* **Task description**
In the entries below, how many lines contain the string "handle"? Respond with the number only.

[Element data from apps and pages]
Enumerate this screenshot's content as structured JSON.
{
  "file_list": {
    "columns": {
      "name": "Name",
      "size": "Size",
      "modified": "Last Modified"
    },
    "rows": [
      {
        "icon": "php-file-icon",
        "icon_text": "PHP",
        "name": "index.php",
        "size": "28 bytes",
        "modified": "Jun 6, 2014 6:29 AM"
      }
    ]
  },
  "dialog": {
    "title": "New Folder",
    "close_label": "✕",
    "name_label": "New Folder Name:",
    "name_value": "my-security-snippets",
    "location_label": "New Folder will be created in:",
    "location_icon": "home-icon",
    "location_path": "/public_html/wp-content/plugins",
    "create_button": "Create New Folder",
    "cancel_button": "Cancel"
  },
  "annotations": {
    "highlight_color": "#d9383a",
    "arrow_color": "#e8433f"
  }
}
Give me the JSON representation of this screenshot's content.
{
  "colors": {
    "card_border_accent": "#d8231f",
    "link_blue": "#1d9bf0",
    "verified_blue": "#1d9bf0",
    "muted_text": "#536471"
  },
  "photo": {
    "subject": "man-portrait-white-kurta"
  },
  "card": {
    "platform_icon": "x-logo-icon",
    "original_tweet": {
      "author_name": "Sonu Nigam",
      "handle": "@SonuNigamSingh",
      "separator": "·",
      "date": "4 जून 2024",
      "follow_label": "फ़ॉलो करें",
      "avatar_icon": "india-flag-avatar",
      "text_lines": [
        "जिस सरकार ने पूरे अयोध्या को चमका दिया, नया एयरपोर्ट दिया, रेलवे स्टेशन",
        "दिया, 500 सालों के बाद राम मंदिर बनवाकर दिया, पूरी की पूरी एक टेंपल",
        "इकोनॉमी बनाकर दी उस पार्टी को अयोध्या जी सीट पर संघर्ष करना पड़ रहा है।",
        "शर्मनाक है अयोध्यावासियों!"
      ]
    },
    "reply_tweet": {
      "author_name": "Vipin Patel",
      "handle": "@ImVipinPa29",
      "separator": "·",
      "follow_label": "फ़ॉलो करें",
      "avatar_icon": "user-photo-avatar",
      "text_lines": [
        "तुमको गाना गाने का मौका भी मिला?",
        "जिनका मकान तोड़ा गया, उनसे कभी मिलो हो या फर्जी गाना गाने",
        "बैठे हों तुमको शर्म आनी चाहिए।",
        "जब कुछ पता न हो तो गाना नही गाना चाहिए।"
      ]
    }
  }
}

* **Your solution**
2